Finzy, a peer-to-peer lending platform, has also hailed the verdict as it has cleared a lot of uncertainties around Aadhaar.
Dhiren Makhija, Cashkumar
"The verdict has forbidden private companies from actively seeking or storing Aadhaar information. We believe this is certainly the right step if you take into account legitimate concerns highlighted by various people. Unless privacy concerns are properly addressed with watertight solutions, it seems prudent to contain usage. With time, and as the system advances with proper safeguards in place, it can be opened further to wider practices. As a company, we have never insisted on Aadhaar as an essential pre-requisite to apply for a loan,” said Dhiren Makhija.
“Aadhaar works as a proof of identity or address proof which is submitted voluntarily by a loan seeker. It might become useful and necessary in the future, if the laws mandate it as the sole proof of identity. In an ideal world, with a single number, a social security identity is essential while reporting loan defaults as compared to the current system of PAN number. The system has a long path of evolution ahead and we are eagerly waiting to see future developments,” added Makhija.
Makhija further said that the industry should not be affected significantly by this judgment as most companies might not be insisting on Aadhaar. Cashkumar is a fintech company.
Harshil Mathur, Razorpay

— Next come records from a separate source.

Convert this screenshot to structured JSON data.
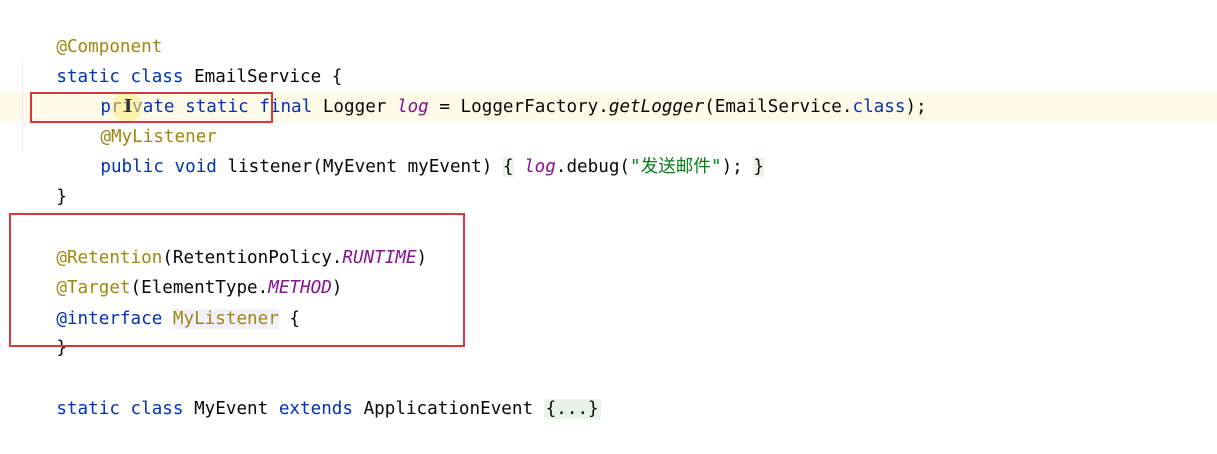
{
  "code": {
    "line1": {
      "anno": "@Component"
    },
    "line2": {
      "kw1": "static",
      "kw2": "class",
      "name": "EmailService",
      "rest": " {"
    },
    "line3": {
      "kw1": "private",
      "kw2": "static",
      "kw3": "final",
      "type": "Logger",
      "field": "log",
      "eq": " = LoggerFactory.",
      "method": "getLogger",
      "arg": "(EmailService.",
      "kw4": "class",
      "end": ");"
    },
    "line4": {
      "anno": "@MyListener"
    },
    "line5": {
      "kw1": "public",
      "kw2": "void",
      "sig": "listener(MyEvent myEvent) ",
      "open": "{",
      "field": "log",
      "call": ".debug(",
      "str": "\"发送邮件\"",
      "close_call": "); ",
      "close": "}"
    },
    "line6": {
      "brace": "}"
    },
    "line8": {
      "anno": "@Retention",
      "open": "(RetentionPolicy.",
      "const": "RUNTIME",
      "close": ")"
    },
    "line9": {
      "anno": "@Target",
      "open": "(ElementType.",
      "const": "METHOD",
      "close": ")"
    },
    "line10": {
      "anno": "@interface",
      "name": "MyListener",
      "rest": " {"
    },
    "line11": {
      "brace": "}"
    },
    "line13": {
      "kw1": "static",
      "kw2": "class",
      "name": "MyEvent",
      "kw3": "extends",
      "base": "ApplicationEvent",
      "fold": "{...}"
    }
  },
  "colors": {
    "keyword": "#0033b3",
    "annotation": "#9e880d",
    "field": "#871094",
    "string": "#067d17",
    "highlight_box": "#d9363e"
  }
}
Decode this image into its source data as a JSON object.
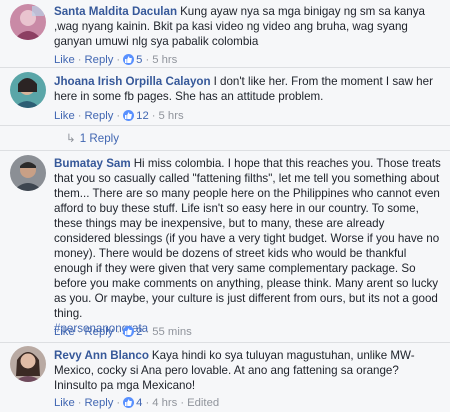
{
  "ui": {
    "like": "Like",
    "reply": "Reply",
    "sep": "·",
    "like_color": "#5890ff",
    "link_color": "#4267b2",
    "author_color": "#365899"
  },
  "comments": [
    {
      "author": "Santa Maldita Daculan",
      "text": "Kung ayaw nya sa mga binigay ng sm sa kanya ,wag nyang kainin. Bkit pa kasi video ng video ang bruha, wag syang ganyan umuwi nlg sya pabalik colombia",
      "likes": "5",
      "time": "5 hrs",
      "avatar_icon": "avatar-pink-photo"
    },
    {
      "author": "Jhoana Irish Orpilla Calayon",
      "text": "I don't like her. From the moment I saw her here in some fb pages. She has an attitude problem.",
      "likes": "12",
      "time": "5 hrs",
      "avatar_icon": "avatar-teal-photo",
      "replies_label": "1 Reply"
    },
    {
      "author": "Bumatay Sam",
      "text": "Hi miss colombia. I hope that this reaches you. Those treats that you so casually called \"fattening filths\", let me tell you something about them... There are so many people here on the Philippines who cannot even afford to buy these stuff. Life isn't so easy here in our country. To some, these things may be inexpensive, but to many, these are already considered blessings (if you have a very tight budget. Worse if you have no money). There would be dozens of street kids who would be thankful enough if they were given that very same complementary package. So before you make comments on anything, please think. Many arent so lucky as you. Or maybe, your culture is just different from ours, but its not a good thing.",
      "hashtag": "#personanongrata",
      "likes": "2",
      "time": "55 mins",
      "avatar_icon": "avatar-man-photo"
    },
    {
      "author": "Revy Ann Blanco",
      "text": "Kaya hindi ko sya tuluyan magustuhan, unlike MW-Mexico, cocky si Ana pero lovable. At ano ang fattening sa orange? Ininsulto pa mga Mexicano!",
      "likes": "4",
      "time": "4 hrs",
      "edited": "Edited",
      "avatar_icon": "avatar-woman-photo"
    }
  ]
}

“The move helps to provide more clarity and eliminates confusion encircling what can and cannot be done around implementing Aadhaar. Private companies cannot mandate customers to provide Aadhaar for onboarding, they must provide alternate ways such as passport, voters ID or driver’s license. On the other hand, the move will increase the cost of doing business for merchants, as until now an eKYC verification and onboarding costs Rs 15 per person, but soon the same verification will cost Rs 100 for a physical KYC,” said Mathur.
Razorpay is a converged payments solution company.